Delegates to annual U.N. climate negotiations made only incremental progress Tuesday, even as researchers warned that if nations don’t bolster their plans to curb greenhouse gas emissions, much more costly reductions will be needed after 2020.

With just three days left in the U.N. Framework Convention on Climate Change meeting in Durban, South Africa, the major contributors to the world’s carbon output were divided over how to forge a more comprehensive approach to reducing emissions.

The fundamental sticking point at the talks is the same conflict that has dominated international negotiations for years: The existing global-warming treaty does not impose binding emissions cuts on some of the world’s top emitters, either because they were not originally bound or because they refused to ratify the agreement. Now, with the first commitment period of the 1997 Kyoto Protocol set to expire at the end of next year, delegates are wrangling over what sort of process should guide talks aimed at forging a new global warming treaty by 2020.

Jake Schmidt, international climate policy director for the Natural Resources Defense Council, an advocacy group, said in a phone interview that delegates are “stuck” on whether industrialized nations would adopt new climate targets under the Kyoto treaty starting in 2013 and what role the United States, China and India would play under a new climate framework.

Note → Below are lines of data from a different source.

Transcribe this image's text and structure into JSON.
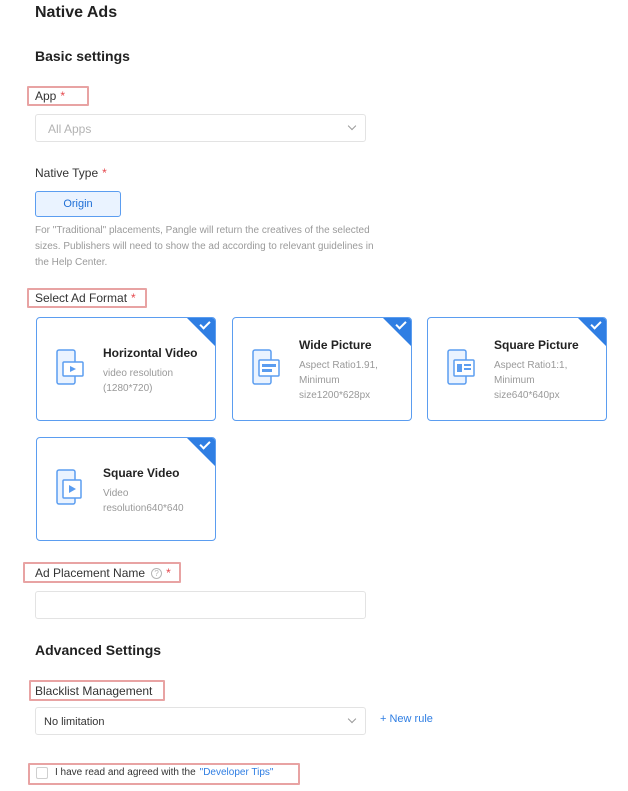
{
  "page": {
    "title": "Native Ads"
  },
  "basic_settings": {
    "title": "Basic settings"
  },
  "app": {
    "label": "App",
    "required": "*",
    "value": "All Apps"
  },
  "native_type": {
    "label": "Native Type",
    "required": "*",
    "option": "Origin",
    "hint": "For \"Traditional\" placements, Pangle will return the creatives of the selected sizes. Publishers will need to show the ad according to relevant guidelines in the Help Center."
  },
  "ad_format": {
    "label": "Select Ad Format",
    "required": "*",
    "cards": [
      {
        "title": "Horizontal Video",
        "desc1": "video resolution",
        "desc2": "(1280*720)",
        "desc3": "",
        "icon": "horizontal-video-icon",
        "checked": true
      },
      {
        "title": "Wide Picture",
        "desc1": "Aspect Ratio1.91,",
        "desc2": "Minimum",
        "desc3": "size1200*628px",
        "icon": "wide-picture-icon",
        "checked": true
      },
      {
        "title": "Square Picture",
        "desc1": "Aspect Ratio1:1,",
        "desc2": "Minimum",
        "desc3": "size640*640px",
        "icon": "square-picture-icon",
        "checked": true
      },
      {
        "title": "Square Video",
        "desc1": "Video",
        "desc2": "resolution640*640",
        "desc3": "",
        "icon": "square-video-icon",
        "checked": true
      }
    ]
  },
  "placement": {
    "label": "Ad Placement Name",
    "required": "*",
    "help_icon": "?",
    "value": ""
  },
  "advanced": {
    "title": "Advanced Settings"
  },
  "blacklist": {
    "label": "Blacklist Management",
    "value": "No limitation",
    "new_rule": "+ New rule"
  },
  "agreement": {
    "text": "I have read and agreed with the",
    "link": "\"Developer Tips\""
  },
  "colors": {
    "accent": "#2f7ee3",
    "required": "#e5484d",
    "highlight": "#e8a3a3"
  }
}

The European Union has announced that it is willing to agree to a second round of emissions cuts only if the United States and major developing countries such as China and India sign on to a “road map” that aims to forge a binding agreement on reductions by the end of the decade.

Negotiators for China — which is the world’s top greenhouse gas emitter but is not obligated to make cuts under the Kyoto treaty — said publicly last weekend that they might be open to joining a legally binding treaty, but they have shown little willingness to make concessions in private sessions with other countries.

Connie Hedegaard, the European commissioner for climate action, tweeted in Durban: “Sometimes messages are more progressive at public press conferences than in meeting rooms.”

American officials have emphasized that they want a better sense of what a binding agreement would look like before they sign off on a process to create one. In a news briefing Tuesday, the U.S. special envoy for climate change, Todd Stern, told reporters that the United States “would be quite open” to discussing a process that might lead to a legal agreement, but he added: “We’re not prepared to say right now that it will be legally binding.”

The logjam has prompted leaders from poorer countries to question industrialized nations’ commitment to addressing climate change. Negotiators have made progress in sketching out how a new Green Fund for climate assistance for developing countries would operate, though they have yet to finalize details, such as how it would mobilize $100 billion in aid by 2020.

“Africa is not on the agenda for developed countries,” Africa Group spokesman Seyni Nafo said in an interview. “We’re facing an ambitions gap, we’re facing a financing gap, and we’re facing a legal gap if we don’t reach an agreement on a second commitment period under Kyoto.”

Meanwhile, two analyses this week show that even if nations meet their current climate pledges, drastic emissions cuts will be needed between 2020 and 2050 to prevent temperatures from rising more than 3.6 degrees Fahrenheit above pre-industrial levels.

Both Climate Interactive — a collaboration between the MIT Sloan School of Management and the consulting firm Ventana Systems — and Climate Action Tracker — a joint project of Climate Analytics, Ecofys and the Potsdam Institute for Climate Impact Research — called for nations to commit to more dramatic cuts in greenhouse gas emissions now.

Elizabeth Sawin, who helped conduct the Climate Interactive analysis, said that unless countries ramp up reductions today, “people need to understand it means turning off perfectly good multimillion-dollar investments before the end of their lifetimes.”

In a closed-door meeting with Stern on Tuesday, environmentalists asked whether the United States and other nations would be willing to commit to more ambitious cuts in light of the new findings. Stern replied it is unlikely that countries will revise their targets just one year after inscribing them under the U.N. climate-change convention.

William O’Keefe of the conservative Marshall Institute, speaking on WAMU (88.5 FM) and NPR’s “Diane Rehm Show” on Tuesday, said it is “the height of futility” to expect the world to transition to renewable energy more rapidly. O’Keefe, who also questioned the link between human activity and climate change, said the idea that political leaders can agree to cut global greenhouse gas emissions rapidly in the next few decades “flies in the face of reality.”